702 views

Isomers of coordination compounds

Does [Pt(CH3-CH(NH2)(COO-))2] show geometrical and optical isomerism? According to me Pt should be dsp2 hybridised giving a square planar geometry. So it is of the form M(aa)2 type. The ligand ...
2
votes
2answers
79 views

Why are fats glossy?

I am talking about the standard fats we see in everyday use (triglycerides). It seems that no matter what the composition, saturated or unsaturated, all fats are glossy when liquid. I don't know if ...
1
vote
0answers
29 views

Why are certain substances clear/invisible? Can we create invisible objects? [duplicate]

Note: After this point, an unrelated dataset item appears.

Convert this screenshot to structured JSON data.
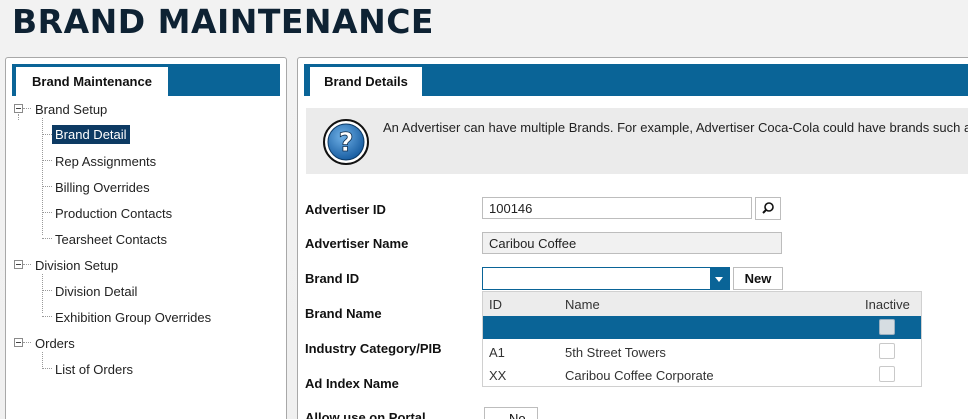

This is more so a question of how light interacts with matter. For example, why are substances like oxygen generally invisible? If the light hitting the molecules were absorbed, it would appear black, ...
1
vote
1answer
1k views

A substance that is immisiscible with water and that can be made cloudy

I need to identify a substance that is immiscible with water that is or can be made cloudy. At the moment I'm using glycerol, but I don't know how to make glycerol cloudy nor is it perfectly ...
3
votes
0answers
40 views

What is the reason behind optically activity of compounds [duplicate]

I am currently being taught optical activity of compounds and I had this question: Optical rotation (optical activity) is the turning of the plane of linearly polarized light about the direction of ...
3
votes
1answer
230 views

What kind of optical activity requires chirality?

From "Meso compound" in Wikipedia: A meso compound or meso isomer is a non-optically active member of a set of stereoisomers, at least two of which are optically active. This means that despite ...
1
vote
1answer
107 views

Refractive properties of materials?

I've just read this article about meta-materials with 0-refractive index, which potentially may "permit" light with super-luminous rate /under rate is meant the propagation of light's phase, which ...